Gallegos, D., Eivers, A., Sondergeld, P., & Pattinson, C. (2021). Food Insecurity and Child Development: A State-of-the-Art Review. International Journal of Environmental Research and Public Health, 18(17), 8990. https://doi.org/10.3390/ijerph18178990
Danielle Gallegos, Areana Eivers, Peter Sondergeld & Cassandra Pattinson.
Converging research indicates that household food insecurity impedes children from reaching their full physical, cognitive, and psychosocial potential. This state-of-the-art review examines the last decade of research to: (1) describe the impact of the severity and persistence of food insecurity on child development; (2) use a socio-ecological framework to examine significant proximal and distal factors which may interplay; and (3) outline directions for future research. We conducted a systematic review of six databases of published papers from 2011 to June 2021. The search was limited to high-income countries and children aged from birth to 12 years. From 17,457 papers, 17 studies were included in the final review. Transitioning between food security and food insecurity had a significant and lasting effect on academic/cognitive function and behavior (i.e., externalizing), however less clear relationships were seen for psychosocial outcomes and other behaviors examined (i.e., internalizing). There was significant variation in the measurement and thresholds used to define both food insecurity and child development outcomes.
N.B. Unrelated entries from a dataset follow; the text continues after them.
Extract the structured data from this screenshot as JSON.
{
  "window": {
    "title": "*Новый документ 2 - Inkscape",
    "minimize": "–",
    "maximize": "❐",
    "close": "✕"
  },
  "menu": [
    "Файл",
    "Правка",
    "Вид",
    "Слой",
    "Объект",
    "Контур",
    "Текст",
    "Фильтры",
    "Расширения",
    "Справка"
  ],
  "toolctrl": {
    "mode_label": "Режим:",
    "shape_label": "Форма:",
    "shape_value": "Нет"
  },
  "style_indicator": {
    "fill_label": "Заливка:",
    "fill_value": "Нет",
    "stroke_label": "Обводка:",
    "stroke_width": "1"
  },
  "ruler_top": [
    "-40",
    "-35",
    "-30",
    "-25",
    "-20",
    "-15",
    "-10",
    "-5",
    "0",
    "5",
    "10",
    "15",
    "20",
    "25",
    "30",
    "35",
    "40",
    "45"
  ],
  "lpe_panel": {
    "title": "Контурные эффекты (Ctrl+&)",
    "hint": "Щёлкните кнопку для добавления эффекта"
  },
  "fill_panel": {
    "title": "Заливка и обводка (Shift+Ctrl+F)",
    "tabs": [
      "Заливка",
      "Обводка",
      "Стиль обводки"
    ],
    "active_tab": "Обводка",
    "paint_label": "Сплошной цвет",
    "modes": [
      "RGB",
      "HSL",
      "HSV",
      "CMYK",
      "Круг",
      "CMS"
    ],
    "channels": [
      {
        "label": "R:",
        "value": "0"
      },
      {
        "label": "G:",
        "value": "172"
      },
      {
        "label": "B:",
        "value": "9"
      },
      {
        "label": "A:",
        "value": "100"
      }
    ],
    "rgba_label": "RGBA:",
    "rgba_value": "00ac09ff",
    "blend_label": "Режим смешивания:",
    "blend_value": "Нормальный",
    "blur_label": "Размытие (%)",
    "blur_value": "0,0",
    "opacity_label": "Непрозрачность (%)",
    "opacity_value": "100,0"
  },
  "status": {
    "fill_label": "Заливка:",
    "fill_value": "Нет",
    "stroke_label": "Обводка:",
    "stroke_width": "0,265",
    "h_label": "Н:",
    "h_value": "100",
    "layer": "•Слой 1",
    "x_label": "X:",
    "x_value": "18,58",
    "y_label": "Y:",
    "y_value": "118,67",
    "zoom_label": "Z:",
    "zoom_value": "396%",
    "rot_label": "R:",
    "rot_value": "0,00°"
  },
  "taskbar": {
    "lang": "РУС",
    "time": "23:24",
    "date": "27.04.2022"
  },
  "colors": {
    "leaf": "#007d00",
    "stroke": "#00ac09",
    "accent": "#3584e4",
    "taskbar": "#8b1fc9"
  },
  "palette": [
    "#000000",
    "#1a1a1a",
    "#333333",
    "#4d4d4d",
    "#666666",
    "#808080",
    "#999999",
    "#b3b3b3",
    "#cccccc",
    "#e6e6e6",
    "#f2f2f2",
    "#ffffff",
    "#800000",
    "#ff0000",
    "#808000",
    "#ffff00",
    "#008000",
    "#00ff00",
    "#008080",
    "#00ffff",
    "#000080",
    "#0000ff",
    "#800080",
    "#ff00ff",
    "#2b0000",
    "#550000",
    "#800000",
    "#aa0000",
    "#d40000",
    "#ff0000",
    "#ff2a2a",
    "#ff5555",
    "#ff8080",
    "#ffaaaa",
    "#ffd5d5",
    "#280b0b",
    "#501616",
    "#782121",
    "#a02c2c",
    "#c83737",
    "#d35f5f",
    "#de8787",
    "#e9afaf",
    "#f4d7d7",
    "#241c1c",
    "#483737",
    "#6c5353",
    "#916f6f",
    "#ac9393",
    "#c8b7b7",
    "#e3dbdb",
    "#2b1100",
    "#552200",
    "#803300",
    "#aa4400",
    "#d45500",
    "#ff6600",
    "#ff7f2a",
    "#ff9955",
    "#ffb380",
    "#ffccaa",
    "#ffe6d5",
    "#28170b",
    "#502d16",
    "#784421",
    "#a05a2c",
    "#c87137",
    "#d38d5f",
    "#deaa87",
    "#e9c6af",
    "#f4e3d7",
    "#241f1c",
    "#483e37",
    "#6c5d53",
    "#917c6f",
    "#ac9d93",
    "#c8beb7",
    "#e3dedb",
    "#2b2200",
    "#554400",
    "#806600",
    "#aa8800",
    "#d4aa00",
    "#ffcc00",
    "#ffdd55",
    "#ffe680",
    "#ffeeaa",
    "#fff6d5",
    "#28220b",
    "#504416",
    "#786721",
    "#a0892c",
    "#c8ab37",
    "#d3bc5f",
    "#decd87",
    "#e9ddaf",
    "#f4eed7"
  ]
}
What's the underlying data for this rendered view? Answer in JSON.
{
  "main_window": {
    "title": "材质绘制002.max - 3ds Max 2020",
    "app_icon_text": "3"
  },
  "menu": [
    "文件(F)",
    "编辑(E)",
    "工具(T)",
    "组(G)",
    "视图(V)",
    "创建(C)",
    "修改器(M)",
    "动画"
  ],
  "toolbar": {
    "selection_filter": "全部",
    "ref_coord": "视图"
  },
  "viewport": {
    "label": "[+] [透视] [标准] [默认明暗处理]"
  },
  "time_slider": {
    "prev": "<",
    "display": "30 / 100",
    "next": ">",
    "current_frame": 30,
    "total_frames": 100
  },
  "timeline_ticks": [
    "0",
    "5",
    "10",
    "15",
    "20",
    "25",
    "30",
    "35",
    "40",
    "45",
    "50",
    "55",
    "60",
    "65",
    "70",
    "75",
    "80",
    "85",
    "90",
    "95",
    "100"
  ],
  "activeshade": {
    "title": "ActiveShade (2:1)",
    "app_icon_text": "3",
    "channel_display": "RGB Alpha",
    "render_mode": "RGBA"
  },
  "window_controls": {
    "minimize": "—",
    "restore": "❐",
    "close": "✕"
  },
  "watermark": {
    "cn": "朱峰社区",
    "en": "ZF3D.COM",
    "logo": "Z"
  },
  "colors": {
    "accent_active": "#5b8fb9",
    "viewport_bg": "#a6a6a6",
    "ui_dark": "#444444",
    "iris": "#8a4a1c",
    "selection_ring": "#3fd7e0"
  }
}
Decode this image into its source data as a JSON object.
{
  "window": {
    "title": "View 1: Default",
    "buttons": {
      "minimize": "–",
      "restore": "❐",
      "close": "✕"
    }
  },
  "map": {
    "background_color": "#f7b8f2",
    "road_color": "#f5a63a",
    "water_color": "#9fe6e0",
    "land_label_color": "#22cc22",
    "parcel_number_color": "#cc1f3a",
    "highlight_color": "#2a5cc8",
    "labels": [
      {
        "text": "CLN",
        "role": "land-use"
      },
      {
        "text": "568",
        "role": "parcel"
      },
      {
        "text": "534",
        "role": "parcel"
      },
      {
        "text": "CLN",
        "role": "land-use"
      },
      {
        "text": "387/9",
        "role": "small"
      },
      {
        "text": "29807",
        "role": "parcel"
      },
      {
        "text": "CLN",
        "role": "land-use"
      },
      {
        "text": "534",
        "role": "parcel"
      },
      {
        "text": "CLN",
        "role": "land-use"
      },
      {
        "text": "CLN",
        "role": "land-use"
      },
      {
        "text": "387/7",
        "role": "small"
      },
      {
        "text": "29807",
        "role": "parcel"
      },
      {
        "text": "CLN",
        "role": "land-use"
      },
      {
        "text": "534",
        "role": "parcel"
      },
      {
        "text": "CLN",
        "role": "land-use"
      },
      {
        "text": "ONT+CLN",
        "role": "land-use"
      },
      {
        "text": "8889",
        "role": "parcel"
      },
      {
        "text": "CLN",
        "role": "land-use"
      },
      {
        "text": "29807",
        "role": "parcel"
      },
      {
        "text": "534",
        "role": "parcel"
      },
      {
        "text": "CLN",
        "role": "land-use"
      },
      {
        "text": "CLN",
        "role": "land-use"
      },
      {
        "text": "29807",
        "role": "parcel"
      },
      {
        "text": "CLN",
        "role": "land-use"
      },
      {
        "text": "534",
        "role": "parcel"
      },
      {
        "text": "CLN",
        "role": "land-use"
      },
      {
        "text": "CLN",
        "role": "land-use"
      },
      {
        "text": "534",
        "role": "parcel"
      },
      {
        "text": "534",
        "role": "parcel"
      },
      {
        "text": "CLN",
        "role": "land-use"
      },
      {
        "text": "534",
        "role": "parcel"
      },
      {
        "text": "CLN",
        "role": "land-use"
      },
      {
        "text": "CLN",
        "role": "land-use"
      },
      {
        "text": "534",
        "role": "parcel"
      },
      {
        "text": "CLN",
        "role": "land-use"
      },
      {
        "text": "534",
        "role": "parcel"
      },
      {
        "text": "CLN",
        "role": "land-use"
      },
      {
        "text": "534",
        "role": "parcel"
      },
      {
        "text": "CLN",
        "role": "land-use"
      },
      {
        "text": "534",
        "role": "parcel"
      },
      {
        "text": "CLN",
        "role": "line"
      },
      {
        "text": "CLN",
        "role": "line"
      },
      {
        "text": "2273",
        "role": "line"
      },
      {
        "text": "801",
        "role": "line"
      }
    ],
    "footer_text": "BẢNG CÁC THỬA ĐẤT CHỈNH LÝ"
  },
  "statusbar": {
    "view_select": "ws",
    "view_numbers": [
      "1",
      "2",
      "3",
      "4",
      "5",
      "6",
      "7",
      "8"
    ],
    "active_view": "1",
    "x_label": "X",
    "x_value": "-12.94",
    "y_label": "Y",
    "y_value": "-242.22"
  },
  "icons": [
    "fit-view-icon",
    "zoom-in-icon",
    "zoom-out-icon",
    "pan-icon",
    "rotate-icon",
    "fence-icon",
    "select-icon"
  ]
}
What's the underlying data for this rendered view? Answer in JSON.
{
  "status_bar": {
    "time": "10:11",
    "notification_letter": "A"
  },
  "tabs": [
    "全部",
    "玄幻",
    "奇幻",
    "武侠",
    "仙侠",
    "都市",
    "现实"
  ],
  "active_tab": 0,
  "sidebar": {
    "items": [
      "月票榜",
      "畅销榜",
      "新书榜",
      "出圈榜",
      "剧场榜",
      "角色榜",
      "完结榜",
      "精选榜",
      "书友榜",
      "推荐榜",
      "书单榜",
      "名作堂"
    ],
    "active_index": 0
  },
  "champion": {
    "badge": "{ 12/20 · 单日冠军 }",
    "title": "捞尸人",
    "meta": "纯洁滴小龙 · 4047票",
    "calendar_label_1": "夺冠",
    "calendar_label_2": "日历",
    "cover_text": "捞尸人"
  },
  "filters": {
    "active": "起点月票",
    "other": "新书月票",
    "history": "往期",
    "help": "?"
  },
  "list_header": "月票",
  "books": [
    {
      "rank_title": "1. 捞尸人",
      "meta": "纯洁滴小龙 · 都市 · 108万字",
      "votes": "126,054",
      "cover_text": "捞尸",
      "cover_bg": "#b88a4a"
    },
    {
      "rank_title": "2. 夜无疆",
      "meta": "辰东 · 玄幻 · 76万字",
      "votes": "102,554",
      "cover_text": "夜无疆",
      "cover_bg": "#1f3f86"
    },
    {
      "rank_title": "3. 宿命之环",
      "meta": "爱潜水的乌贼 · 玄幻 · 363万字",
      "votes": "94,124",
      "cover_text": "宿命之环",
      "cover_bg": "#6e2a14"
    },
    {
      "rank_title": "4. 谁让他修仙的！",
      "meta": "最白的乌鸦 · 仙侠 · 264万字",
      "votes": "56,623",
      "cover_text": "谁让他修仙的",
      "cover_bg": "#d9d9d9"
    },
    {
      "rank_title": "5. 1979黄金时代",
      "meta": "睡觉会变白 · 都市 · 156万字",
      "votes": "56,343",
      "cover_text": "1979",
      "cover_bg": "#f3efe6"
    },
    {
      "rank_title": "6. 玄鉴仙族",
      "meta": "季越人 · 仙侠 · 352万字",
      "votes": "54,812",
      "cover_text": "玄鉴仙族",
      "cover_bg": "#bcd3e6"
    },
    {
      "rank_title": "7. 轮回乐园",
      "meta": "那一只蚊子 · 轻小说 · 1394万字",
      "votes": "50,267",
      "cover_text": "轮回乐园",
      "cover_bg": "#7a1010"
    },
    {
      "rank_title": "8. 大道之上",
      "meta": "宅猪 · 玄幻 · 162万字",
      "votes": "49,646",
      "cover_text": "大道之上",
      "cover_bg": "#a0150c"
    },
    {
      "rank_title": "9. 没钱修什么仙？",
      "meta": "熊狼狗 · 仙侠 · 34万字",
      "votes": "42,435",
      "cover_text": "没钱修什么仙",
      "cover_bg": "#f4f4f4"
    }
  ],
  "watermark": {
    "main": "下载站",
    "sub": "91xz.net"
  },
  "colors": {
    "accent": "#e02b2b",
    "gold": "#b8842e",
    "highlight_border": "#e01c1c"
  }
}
Subsequently, comparisons across studies are difficult. Several future recommendations, including incorporation of socio-ecological factors, is provided. In conclusion, this review supports the link between food insecurity and sub-optimal child development; however, there is an imperative to improve and extend current understanding to ameliorate the causes of food insecurity.